§ **Prompt**:
For every line in the entries that contains "name", show the whole line.

§ **Input material**:
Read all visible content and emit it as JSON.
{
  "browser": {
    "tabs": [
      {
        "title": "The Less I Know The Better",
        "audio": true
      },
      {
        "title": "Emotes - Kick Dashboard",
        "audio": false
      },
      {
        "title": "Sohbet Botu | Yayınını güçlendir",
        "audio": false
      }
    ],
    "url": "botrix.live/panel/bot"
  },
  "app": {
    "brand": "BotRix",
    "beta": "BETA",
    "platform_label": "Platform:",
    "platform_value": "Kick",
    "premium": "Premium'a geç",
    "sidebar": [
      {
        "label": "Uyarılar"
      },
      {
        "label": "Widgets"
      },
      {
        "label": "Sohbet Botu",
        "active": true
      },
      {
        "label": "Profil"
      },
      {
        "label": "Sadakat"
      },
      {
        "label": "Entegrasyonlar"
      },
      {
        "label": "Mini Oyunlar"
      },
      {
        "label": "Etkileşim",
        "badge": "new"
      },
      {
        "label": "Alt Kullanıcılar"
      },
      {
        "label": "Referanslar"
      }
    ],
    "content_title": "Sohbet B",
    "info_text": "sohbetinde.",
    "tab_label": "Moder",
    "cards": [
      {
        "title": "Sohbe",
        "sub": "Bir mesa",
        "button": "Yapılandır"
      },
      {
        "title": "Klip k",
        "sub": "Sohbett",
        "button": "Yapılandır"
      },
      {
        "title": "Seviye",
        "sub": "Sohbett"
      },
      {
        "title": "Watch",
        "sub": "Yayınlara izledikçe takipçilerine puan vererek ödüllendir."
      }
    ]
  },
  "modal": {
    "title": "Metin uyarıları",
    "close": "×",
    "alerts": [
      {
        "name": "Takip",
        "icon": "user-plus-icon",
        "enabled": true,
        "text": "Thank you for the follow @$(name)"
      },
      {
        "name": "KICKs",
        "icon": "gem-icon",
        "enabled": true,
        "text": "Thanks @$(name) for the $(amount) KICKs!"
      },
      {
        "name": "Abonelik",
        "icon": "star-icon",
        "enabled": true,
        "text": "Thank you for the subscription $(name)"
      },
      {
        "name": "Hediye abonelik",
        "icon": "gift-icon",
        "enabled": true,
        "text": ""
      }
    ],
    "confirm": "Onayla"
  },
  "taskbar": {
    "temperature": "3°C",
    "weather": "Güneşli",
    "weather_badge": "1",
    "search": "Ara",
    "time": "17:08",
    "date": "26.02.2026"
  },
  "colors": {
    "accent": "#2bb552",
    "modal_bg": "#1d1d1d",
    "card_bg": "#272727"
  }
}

§ **Solution to this exercise**:
        "name": "Takip",
        "text": "Thank you for the follow @$(name)"
        "name": "KICKs",
        "text": "Thanks @$(name) for the $(amount) KICKs!"
        "name": "Abonelik",
        "text": "Thank you for the subscription $(name)"
        "name": "Hediye abonelik",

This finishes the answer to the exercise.